Allergist advised against solids until one year: Tips for starting solids
My son is nine months old and is breastfed exclusively, except for one-half cup of rice cereal at night. His allergist recommended that I wait until he is a year old to give him any other solids because of his medical history. He has started waking up at night and is fussy again during the day. He nurses for about 10 minutes every three hours. I'm concerned that he is hungry for more than breastmilk.Question:
It is not unusual for a baby to be taking in only small amounts of solid food during the second half of his first year of life. Some babies (and interestingly enough, often allergic babies) are not very interested in solids during their first year.
If you have a family history of allergy, asthma or dermatitis, it is wise to postpone the feeding of any solid foods that might be allergy producing until your little one is at least one year old.
The American Academy of Pediatrics recommends the addition of solid foods to a baby's diet between the fourth and sixth months of life. These foods can help meet the baby's increased needs for iron and protein. Breastmilk remains the nutritional priority during a baby's first year. Don't be concerned that your baby is not receiving the proper nourishment, or is going hungry, when receiving a diet of primarily breastmilk. If you or your baby's Health Care Provider are at all concerned about your baby's iron levels, it's quick to test with a simple heel prick.
If your baby is getting fussy during the day, he may be hungry. If you would like to hold off on the introduction of any other solids for a while, as advised by your allergist, I would recommend allowing your little guy to nurse as desired throughout the day. When he seems fussy, offer to nurse. He'll let you know whether or not he's interested.
If you decide you would like to begin offering solid foods, proceed slowly. Always nurse before offering solids foods during the first year of life. Add no more than one new food each week. Start out with very small amounts, offering only teaspoons at a feed.
Some foods that you might want to choose from are:
- Soft, ripe banana -- mashed or in pieces
- Soft cooked yam or sweet potato -- mashed or in pieces
- Chopped, softly cooked apple (peel removed)
- Soft, ripe pear (peel removed) -- mashed or in pieces
- Soft, ripe avocado -- mashed or in pieces
- Softly cooked carrots - mashed or in pieces
- Softly cooked or mashed peas
- Soft, boiled chicken -- in small pieces with all bones removed
Observe your baby carefully for any reaction. Allergic reactions and sensitivities take many forms, so they can be easy to miss, or overlook. Some signs of allergy or sensitivity are:
- Constipation, diarrhea, bloating, gassiness, or an upset tummy
- Wheezing, sneezing, persistent cough, congestion or runny nose
- fussiness and irritability

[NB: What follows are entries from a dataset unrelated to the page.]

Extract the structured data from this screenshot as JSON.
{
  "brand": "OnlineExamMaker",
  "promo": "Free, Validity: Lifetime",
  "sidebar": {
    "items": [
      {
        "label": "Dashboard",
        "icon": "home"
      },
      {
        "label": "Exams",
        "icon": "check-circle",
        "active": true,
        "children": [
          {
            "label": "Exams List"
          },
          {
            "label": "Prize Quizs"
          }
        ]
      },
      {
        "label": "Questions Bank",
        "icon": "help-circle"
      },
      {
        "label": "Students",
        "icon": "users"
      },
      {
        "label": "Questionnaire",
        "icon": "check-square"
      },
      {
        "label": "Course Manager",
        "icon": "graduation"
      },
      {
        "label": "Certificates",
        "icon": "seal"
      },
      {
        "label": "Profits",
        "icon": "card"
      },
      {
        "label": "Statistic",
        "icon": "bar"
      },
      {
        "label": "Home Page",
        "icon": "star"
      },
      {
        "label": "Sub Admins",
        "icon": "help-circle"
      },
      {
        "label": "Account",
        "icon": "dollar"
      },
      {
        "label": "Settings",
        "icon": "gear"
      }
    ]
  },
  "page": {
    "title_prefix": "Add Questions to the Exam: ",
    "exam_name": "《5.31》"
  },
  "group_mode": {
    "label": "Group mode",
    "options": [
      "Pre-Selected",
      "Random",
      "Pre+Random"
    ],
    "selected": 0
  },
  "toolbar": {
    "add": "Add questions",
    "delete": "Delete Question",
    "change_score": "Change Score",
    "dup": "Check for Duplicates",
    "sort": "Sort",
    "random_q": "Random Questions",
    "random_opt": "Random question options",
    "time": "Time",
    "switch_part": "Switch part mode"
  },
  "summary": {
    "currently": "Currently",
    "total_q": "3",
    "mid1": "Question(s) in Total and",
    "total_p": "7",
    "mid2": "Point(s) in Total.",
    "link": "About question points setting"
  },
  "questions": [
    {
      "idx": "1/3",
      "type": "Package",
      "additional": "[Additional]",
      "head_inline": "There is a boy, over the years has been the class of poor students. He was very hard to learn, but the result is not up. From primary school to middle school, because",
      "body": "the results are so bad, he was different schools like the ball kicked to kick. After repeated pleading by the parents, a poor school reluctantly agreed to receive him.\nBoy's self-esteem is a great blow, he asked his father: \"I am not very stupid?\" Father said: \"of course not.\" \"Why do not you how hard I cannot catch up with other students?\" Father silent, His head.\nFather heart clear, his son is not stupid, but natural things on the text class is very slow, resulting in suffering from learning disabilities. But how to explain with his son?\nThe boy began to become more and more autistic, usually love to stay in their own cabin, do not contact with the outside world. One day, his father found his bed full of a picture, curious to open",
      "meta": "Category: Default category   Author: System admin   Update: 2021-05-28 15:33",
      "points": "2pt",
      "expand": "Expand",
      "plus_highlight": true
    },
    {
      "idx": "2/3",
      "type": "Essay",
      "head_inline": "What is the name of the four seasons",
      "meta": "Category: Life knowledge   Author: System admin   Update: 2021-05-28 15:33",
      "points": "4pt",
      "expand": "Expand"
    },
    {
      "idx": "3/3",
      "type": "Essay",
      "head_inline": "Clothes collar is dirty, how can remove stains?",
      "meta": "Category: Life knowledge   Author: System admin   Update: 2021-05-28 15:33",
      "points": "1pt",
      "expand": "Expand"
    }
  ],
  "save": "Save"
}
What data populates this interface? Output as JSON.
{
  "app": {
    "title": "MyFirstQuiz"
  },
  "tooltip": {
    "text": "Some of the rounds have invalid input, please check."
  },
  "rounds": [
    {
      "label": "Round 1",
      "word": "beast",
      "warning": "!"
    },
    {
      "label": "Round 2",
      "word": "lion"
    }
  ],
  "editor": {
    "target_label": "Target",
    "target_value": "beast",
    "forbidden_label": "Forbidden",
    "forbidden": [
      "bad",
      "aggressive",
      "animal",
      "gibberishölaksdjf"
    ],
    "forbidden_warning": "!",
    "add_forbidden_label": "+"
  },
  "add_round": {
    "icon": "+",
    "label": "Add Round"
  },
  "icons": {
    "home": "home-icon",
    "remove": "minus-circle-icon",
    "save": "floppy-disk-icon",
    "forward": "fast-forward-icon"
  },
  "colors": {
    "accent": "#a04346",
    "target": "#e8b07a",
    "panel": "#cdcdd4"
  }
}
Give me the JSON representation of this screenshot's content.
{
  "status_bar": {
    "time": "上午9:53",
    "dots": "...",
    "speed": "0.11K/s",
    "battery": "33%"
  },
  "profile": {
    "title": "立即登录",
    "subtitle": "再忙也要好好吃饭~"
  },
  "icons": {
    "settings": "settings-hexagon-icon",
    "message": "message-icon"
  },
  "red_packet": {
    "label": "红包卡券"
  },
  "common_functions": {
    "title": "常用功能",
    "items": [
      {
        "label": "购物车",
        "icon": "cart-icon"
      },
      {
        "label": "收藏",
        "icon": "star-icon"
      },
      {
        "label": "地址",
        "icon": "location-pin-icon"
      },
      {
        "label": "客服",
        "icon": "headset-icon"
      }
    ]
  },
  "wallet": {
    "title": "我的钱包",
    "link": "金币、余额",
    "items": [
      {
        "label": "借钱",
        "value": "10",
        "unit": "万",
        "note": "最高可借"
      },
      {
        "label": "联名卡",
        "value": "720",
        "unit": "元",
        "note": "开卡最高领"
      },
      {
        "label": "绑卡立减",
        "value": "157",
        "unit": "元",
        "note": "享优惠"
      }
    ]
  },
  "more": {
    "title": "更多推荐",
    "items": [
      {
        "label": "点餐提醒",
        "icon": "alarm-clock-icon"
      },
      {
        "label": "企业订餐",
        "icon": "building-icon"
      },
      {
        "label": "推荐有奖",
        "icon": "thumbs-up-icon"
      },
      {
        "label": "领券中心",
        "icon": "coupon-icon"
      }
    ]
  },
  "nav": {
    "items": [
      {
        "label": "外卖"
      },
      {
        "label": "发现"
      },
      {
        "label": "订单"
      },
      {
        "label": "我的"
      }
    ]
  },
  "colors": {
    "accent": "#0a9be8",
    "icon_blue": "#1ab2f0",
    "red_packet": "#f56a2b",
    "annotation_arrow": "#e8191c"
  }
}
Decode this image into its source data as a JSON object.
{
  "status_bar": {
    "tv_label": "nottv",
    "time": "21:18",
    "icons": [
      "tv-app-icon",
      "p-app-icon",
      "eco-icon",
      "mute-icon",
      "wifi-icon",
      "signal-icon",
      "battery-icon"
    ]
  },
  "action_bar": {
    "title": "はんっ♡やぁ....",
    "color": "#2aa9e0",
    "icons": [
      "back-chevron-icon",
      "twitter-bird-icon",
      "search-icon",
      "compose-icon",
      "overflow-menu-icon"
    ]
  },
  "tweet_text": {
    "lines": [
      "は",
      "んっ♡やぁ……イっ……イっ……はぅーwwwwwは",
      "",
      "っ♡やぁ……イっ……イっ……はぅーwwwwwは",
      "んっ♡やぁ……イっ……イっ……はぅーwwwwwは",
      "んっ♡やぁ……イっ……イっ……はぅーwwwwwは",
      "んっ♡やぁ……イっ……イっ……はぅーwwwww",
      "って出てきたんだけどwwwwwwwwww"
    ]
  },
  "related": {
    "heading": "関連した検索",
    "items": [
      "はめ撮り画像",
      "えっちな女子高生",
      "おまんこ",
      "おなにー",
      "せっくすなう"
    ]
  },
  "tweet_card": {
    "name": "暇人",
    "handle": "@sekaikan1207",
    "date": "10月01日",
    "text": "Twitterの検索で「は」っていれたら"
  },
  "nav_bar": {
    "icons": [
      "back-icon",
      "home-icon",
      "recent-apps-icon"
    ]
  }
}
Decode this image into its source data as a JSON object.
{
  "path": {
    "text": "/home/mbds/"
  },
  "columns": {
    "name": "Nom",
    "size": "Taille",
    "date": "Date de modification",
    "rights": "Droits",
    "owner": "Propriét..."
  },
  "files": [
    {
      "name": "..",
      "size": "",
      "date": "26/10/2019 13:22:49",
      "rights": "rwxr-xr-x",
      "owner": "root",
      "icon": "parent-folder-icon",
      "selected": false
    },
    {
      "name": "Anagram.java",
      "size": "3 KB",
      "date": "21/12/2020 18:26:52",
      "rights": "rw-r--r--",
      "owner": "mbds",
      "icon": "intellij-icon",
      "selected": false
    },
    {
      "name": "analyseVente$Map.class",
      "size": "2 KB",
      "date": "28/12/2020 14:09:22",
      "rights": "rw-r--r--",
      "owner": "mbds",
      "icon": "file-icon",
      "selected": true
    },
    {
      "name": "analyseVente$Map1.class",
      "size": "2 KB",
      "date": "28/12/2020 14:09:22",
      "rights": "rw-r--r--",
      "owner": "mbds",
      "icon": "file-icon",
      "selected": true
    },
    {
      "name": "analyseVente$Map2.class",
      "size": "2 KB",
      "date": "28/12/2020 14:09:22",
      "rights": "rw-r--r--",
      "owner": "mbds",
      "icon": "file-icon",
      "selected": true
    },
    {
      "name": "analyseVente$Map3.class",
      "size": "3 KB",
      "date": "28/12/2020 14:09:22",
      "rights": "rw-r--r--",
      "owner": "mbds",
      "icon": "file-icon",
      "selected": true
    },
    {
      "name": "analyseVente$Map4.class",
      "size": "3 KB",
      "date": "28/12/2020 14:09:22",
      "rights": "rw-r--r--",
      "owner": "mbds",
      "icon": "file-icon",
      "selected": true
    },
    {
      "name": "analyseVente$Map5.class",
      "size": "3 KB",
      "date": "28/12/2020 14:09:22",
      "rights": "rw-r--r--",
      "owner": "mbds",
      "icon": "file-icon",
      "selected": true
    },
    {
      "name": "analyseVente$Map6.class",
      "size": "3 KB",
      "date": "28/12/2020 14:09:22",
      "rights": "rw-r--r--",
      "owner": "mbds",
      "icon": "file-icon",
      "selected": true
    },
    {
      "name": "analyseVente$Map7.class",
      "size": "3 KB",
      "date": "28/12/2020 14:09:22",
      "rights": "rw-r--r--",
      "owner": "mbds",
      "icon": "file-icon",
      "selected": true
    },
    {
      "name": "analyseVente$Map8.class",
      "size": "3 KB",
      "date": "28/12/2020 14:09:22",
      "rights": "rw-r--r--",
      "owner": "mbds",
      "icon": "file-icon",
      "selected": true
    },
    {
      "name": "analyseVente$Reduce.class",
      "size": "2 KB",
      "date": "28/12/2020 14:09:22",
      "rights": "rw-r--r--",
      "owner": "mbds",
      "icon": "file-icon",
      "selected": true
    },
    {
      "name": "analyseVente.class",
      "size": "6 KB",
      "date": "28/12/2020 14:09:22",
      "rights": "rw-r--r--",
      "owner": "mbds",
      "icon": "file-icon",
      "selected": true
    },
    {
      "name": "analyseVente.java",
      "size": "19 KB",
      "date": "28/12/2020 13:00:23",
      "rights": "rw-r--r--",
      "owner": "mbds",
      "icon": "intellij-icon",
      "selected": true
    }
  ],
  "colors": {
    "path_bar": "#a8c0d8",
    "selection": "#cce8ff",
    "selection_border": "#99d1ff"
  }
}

- Ear infection
- Dark circles under the eyes
- Swelling of the lips, eyelids, or hands and feet
If your baby shows any signs of sensitivity, it is best to remove that food from his diet for the time being. Return to the diet he was following before any signs of sensitivity/allergy, and wait a week or so before trying another new food. Of course, if your baby exhibits a strong allergic reaction, seek medical attention immediately. Best wishes in mothering!